I am fortunate to be in possession of various family heirlooms, including several items from my great-grandmother's trousseau.
“Kate will promise to love, comfort, honor and keep Prince William. And as the countdown continues, the princess bride is not withering under the strain, seen around town—shopping, perhaps, for her honeymoon trousseau.” — From a report by Natalie Morales in the NBC News Transcripts, April 23, 2011

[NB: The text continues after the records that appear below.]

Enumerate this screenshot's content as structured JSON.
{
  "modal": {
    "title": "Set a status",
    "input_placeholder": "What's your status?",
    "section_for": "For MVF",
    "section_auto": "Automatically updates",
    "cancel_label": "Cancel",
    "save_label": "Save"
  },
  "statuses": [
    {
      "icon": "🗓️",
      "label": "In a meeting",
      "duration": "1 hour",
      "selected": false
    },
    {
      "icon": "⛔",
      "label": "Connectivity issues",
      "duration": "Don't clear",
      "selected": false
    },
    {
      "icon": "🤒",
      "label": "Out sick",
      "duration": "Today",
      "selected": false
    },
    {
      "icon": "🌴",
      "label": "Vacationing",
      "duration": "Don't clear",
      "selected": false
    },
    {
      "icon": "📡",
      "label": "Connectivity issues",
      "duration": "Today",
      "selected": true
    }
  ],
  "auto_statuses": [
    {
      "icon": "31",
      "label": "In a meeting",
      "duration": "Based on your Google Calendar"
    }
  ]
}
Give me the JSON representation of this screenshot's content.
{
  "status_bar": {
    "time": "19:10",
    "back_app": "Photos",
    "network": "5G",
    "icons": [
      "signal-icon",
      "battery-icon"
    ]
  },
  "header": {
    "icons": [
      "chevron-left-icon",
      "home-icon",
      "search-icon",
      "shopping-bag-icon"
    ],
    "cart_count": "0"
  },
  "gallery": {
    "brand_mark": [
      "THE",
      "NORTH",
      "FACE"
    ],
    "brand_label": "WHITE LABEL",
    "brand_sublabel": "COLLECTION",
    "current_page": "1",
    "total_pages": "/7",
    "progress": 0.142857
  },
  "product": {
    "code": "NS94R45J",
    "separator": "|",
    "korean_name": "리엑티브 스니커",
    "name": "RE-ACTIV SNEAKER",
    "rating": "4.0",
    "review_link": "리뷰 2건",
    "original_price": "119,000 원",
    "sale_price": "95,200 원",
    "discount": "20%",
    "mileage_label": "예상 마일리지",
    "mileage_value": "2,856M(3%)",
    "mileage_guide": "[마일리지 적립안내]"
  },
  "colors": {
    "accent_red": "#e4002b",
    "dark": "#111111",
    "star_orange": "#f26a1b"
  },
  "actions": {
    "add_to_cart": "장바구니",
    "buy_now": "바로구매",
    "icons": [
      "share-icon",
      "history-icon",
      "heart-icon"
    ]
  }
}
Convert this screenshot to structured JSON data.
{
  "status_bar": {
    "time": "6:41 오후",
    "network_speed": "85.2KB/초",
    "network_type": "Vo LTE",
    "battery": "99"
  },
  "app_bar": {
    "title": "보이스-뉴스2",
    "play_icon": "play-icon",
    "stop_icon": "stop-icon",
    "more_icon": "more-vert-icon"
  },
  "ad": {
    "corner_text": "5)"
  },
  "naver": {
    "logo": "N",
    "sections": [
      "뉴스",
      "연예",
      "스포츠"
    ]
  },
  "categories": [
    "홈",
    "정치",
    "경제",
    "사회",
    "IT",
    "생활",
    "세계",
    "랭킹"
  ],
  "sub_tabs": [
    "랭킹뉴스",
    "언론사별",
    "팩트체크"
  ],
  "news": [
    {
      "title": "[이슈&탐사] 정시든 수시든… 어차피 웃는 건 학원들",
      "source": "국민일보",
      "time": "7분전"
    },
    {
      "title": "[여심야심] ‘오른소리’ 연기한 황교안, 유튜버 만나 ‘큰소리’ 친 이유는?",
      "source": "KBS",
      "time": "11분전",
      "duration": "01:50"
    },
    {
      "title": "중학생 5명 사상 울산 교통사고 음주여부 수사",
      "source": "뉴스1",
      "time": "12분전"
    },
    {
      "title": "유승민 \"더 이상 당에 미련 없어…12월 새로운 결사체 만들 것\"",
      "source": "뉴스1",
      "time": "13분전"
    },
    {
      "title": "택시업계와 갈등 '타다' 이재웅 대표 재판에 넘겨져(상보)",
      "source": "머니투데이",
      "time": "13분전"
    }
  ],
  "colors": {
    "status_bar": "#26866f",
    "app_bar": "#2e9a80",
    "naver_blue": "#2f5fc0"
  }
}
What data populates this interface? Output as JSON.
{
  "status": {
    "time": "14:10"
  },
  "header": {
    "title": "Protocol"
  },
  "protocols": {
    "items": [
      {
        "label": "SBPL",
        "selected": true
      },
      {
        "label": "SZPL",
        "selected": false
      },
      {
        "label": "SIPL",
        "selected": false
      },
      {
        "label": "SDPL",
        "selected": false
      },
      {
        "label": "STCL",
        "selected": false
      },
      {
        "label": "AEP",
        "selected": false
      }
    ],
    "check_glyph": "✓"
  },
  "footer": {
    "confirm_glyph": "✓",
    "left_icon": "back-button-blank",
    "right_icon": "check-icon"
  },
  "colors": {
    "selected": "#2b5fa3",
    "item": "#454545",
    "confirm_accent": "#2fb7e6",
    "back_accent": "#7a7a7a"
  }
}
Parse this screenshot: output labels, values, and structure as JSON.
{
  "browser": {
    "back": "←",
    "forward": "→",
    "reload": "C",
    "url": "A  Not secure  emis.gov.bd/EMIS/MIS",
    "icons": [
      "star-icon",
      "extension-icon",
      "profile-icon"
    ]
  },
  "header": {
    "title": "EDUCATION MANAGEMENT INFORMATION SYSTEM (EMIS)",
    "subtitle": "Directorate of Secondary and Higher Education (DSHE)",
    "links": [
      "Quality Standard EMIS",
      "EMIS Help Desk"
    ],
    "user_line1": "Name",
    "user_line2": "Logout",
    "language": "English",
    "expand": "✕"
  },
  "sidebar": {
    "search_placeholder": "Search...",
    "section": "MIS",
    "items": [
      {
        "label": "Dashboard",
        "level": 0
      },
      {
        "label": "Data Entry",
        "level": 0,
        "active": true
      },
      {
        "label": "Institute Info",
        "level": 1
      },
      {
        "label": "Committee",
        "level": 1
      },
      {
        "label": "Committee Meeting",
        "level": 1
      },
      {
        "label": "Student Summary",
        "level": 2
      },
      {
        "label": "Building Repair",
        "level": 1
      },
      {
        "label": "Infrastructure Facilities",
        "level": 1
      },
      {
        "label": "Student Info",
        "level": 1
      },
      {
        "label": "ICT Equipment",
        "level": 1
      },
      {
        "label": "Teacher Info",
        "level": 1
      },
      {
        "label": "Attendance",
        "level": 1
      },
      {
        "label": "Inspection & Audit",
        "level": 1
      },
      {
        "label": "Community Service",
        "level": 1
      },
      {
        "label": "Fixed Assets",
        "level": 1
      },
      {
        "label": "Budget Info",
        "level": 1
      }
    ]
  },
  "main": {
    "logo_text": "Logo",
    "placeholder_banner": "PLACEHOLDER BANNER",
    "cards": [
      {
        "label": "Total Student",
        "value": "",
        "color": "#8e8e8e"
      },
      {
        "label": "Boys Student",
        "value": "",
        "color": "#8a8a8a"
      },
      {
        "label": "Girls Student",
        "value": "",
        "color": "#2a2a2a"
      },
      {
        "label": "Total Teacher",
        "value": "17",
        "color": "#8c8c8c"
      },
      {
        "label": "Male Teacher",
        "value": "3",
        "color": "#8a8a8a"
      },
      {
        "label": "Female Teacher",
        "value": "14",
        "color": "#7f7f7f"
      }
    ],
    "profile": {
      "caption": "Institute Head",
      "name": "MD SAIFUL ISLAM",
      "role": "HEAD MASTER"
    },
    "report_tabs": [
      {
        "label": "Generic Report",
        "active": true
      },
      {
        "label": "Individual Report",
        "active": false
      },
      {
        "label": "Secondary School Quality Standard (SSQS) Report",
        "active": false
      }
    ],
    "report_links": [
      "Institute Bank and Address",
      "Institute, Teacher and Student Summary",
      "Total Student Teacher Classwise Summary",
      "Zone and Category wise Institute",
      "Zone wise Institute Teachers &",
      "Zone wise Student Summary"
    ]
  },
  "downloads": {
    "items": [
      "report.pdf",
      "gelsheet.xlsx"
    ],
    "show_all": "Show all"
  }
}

“Trousseau” is a descendant of the French verb “trousser,” meaning “to truss” or “to tuck up.” Fittingly, a bride might truss, or bundle, a variety of items as part of her trousseau—and it is perhaps not too surprising that “truss” is also a “trousser” descendant. “Trousser” itself is thought to have evolved from a Vulgar Latin word, “torsus,” meaning “twisted.” Another descendant of “trousser” is “retroussé,” meaning “turned up,” as in a “retroussé nose.”